== YOUR OBJECTIVE ==
Copy out each line of the data that contains "screenshot".

Collected data:
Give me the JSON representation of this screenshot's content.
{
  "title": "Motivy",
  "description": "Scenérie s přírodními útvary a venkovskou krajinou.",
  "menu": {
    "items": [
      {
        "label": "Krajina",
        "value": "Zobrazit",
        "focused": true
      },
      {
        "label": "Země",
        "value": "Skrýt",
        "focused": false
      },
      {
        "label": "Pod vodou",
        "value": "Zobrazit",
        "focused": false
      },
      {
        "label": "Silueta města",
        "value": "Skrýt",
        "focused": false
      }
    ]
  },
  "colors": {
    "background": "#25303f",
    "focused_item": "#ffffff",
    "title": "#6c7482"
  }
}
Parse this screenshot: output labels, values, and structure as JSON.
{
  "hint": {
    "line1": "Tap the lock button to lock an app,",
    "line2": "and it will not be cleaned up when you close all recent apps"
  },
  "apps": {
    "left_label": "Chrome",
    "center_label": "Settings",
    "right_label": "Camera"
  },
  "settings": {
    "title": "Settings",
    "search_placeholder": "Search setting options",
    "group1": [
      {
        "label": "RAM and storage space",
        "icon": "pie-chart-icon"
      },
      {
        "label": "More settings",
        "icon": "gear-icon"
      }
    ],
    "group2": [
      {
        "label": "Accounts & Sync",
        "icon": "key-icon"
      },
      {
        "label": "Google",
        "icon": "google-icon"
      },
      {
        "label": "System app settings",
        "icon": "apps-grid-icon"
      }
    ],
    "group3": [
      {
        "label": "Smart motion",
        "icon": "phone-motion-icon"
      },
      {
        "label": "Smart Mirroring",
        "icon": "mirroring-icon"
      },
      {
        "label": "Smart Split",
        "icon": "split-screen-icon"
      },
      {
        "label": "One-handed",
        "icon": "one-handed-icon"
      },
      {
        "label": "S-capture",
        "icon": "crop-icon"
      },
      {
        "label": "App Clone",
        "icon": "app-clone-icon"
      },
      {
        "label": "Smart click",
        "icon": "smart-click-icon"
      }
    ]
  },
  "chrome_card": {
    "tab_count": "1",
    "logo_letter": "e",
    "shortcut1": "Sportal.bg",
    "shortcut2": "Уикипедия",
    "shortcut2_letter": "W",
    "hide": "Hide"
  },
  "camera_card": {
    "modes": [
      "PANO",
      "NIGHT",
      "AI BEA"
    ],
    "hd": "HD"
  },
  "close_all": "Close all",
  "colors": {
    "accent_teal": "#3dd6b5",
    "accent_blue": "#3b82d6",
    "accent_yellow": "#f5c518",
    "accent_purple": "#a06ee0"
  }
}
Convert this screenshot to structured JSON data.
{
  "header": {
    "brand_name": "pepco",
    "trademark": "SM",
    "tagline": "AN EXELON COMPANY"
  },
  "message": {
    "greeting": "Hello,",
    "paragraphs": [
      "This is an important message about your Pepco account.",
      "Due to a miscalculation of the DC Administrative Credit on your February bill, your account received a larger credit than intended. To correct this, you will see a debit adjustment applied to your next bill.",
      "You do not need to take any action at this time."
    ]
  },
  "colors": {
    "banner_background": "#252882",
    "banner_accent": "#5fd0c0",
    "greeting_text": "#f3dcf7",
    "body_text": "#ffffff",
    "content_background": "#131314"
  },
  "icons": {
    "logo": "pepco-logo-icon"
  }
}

== RESULT OF THE TASK ==
Give me the JSON representation of this screenshot's content.
Parse this screenshot: output labels, values, and structure as JSON.
Convert this screenshot to structured JSON data.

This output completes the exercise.